Aston Martin – Performance

When I got the car, it ran good and I was fairly satisfied. It did miss shifts every so often. I suspected the clutch and as a test I tried the launch described in this PDF doc where I performed this only once. The car laid down two patches of rubber quite nicely so it didn’t seem like the clutch. I tried to learn the traits of the miss shifts. Above about 5000 RPM where hyper shift should occur, many times the shift would occur just right and sometimes it would have a delay of up to a few seconds. Below 5000 RPM, everything was fine.

Reading anywhere online I could find about this, I started to realize this is the behavior of the transmission controller and decided that I needed a new clutch. I really wish Magneti Marelli used a mis-shift counter to disable hypershift altogether when the it reaches a certain count but nope, it’s just random.

So, the clutch install is pretty expensive and I heard many great things about the dual plate clutch. I read about the installation and realized why the labor is so high. I remember the Porsche 928 I had where there was a removable bell housing segment between the engine and torque tube. I wish the Vantage had this. The funny thing is that on the 928, the new models had the upgraded single disc clutch which for the Vantage would be the opposite.

So the dual plate clutch was the first modification I made and what a difference. No more missed shifts and the engine was really responsive. I checked the total surface area of the old vs new clutch.

The AMR dual plate clutch has 27% more surface area.

  ID OD ID Area OD Area Diff Total
Old 7.11 10.51 39.70 86.76 47.05 94.10
New 5.79 8.45 26.33 56.08 29.75 119.00
% diff           26.46%

The weight savings is 5.3 lbs.

Weight Old New Diff
Clutch Pack 21.6 17.6 4
Fly Wheel 16 14.75 1.25
Total     5.25

Before I changed the clutch, I scouted eBay for a good deal on some 200 cell cats. I found a set of Harrison’s for $500 and then sometime later I found a $200, practically new muffler in case the cats were too loud with my Tubi which that came with the car.

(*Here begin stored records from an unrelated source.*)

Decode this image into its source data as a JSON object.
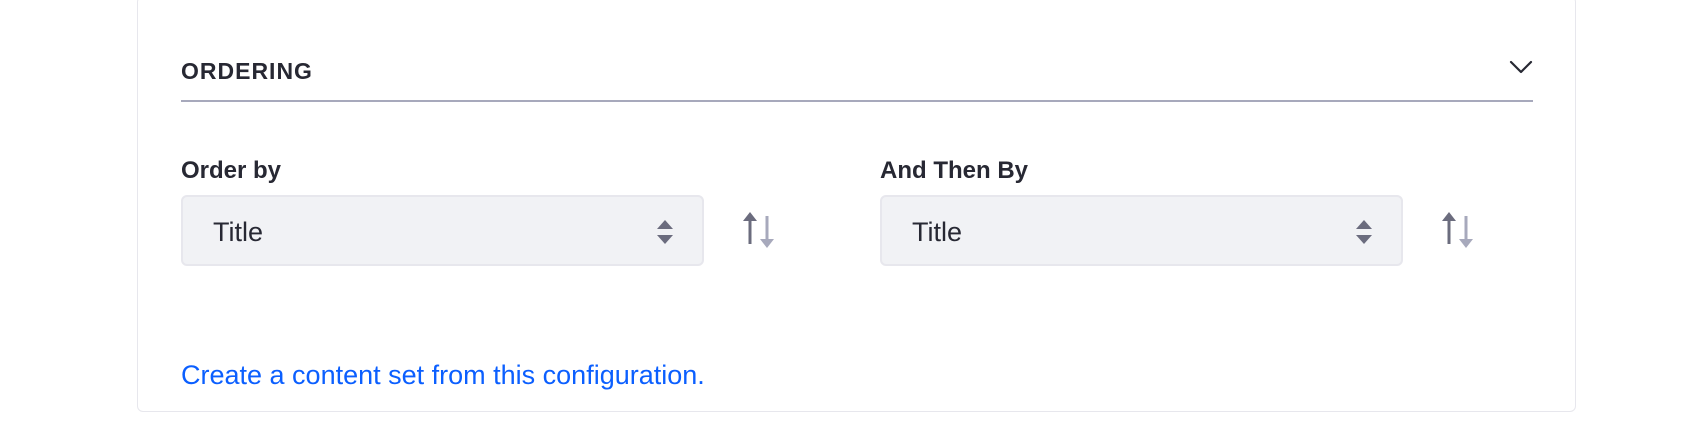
{
  "section": {
    "title": "ORDERING"
  },
  "order_by": {
    "label": "Order by",
    "selected": "Title"
  },
  "then_by": {
    "label": "And Then By",
    "selected": "Title"
  },
  "link_text": "Create a content set from this configuration.",
  "colors": {
    "link": "#0b5fff",
    "select_bg": "#f1f2f5",
    "divider": "#a7a9bc",
    "icon": "#6b6c7e"
  }
}
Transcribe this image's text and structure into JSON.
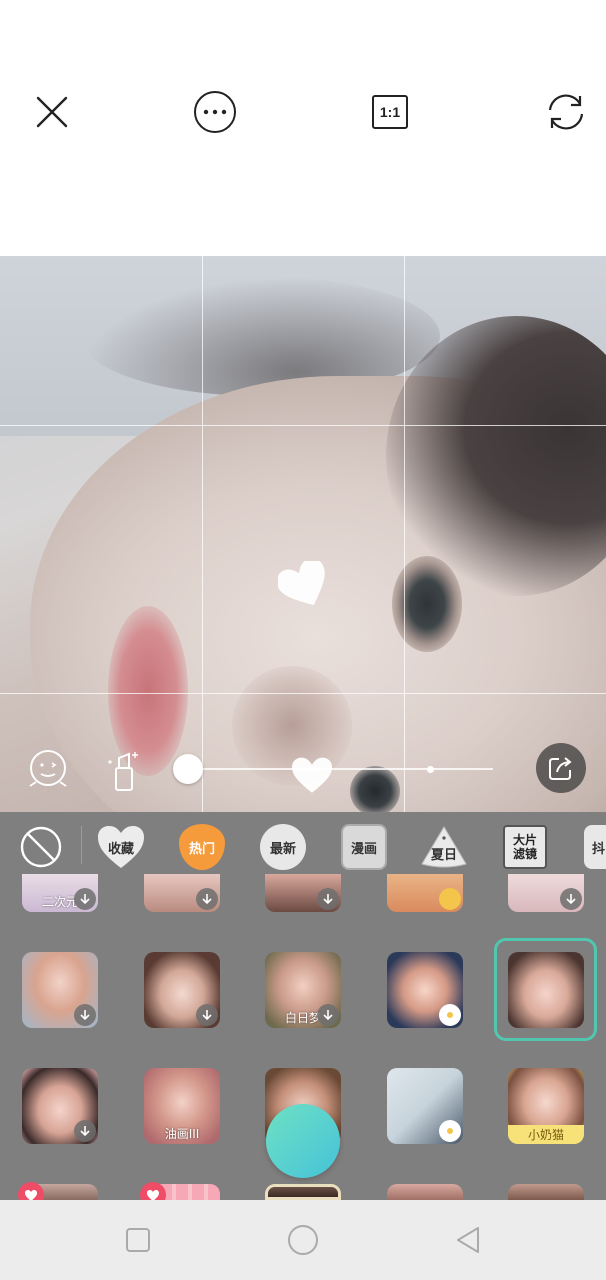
{
  "topbar": {
    "close_icon": "close-icon",
    "more_icon": "more-icon",
    "ratio_label": "1:1",
    "switch_icon": "switch-camera-icon"
  },
  "preview": {
    "grid": "3x3",
    "beauty_slider_value": 0.0,
    "left_controls": [
      "face-shape-icon",
      "makeup-icon"
    ],
    "share_icon": "share-icon"
  },
  "filter_tabs": [
    {
      "label": "",
      "icon": "none-icon"
    },
    {
      "label": "收藏",
      "icon": "heart-icon"
    },
    {
      "label": "热门",
      "icon": "flame-icon",
      "active": true
    },
    {
      "label": "最新",
      "icon": "circle-icon"
    },
    {
      "label": "漫画",
      "icon": "comic-icon"
    },
    {
      "label": "夏日",
      "icon": "watermelon-icon"
    },
    {
      "label": "大片滤镜",
      "line1": "大片",
      "line2": "滤镜",
      "icon": "film-icon"
    },
    {
      "label": "抖",
      "icon": "douyin-icon"
    }
  ],
  "stickers": {
    "row0": [
      {
        "label": "二次元"
      },
      {
        "label": ""
      },
      {
        "label": ""
      },
      {
        "label": ""
      },
      {
        "label": ""
      }
    ],
    "row1": [
      {
        "label": ""
      },
      {
        "label": ""
      },
      {
        "label": "白日梦"
      },
      {
        "label": ""
      },
      {
        "label": "",
        "selected": true
      }
    ],
    "row2": [
      {
        "label": ""
      },
      {
        "label": "油画III"
      },
      {
        "label": ""
      },
      {
        "label": ""
      },
      {
        "label": "小奶猫"
      }
    ]
  },
  "colors": {
    "accent": "#52c7b0",
    "active_tab": "#f59b3c",
    "shutter_start": "#6fe0c3",
    "shutter_end": "#45c3d9"
  },
  "navbar": [
    "square-icon",
    "circle-home-icon",
    "back-triangle-icon"
  ]
}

So a few months after I replaced the clutch and was comfortable with the car running normally, I bought the VAP ECU tune from Peninsular European Car Service. Man that really made a difference. So with the clutch and this tune, I really love how the car launches. I wish there was more information about what I actually bought (like a plot of the new vs old throttle map) and exactly what changes where made but that’s quite alright because I’m very happy with it.

The Harrison Cats take about an hour to install.

The Vibrant 1463 gaskets I bought from Veracious Motor Sports ($15.47 inc. S&H for 2). The SS bolts from ebay were $11.47. They are M8-1.25 x 35mm. I used the existing nuts.

I found that around 3000 RPM, it created this thrashing sound and overall was going to be too loud to drive without getting too much attention from the cops. Also, I couldn’t tell any difference in performance. So I pulled them off. I may try again sometime and install the OEM muffler but the sound with the Tubi is supreme.

At one point just after I bought the car, I found a set of used VAP headers, cat deletes and a VAP tune on Craigslist. I was reluctant to get the headers and didn’t want the deletes so I never struck a deal with the seller. I prefer the 4-2-1 headers for the better low end torque and overall driveability. I spoke with a co-worker that suggested the exhaust odor is the reason he uses 200 cell cats. The only thing I could use was the VAP tune.

I don’t think I’m going to get much more performance from the car so I’ll need to focus on wheel upgrades, R-Comp tires, racing brake pads and track days (which I have yet to attend).

After the clutch has been broken in. Performance modifications: Clutch & Tune.

Started June 2020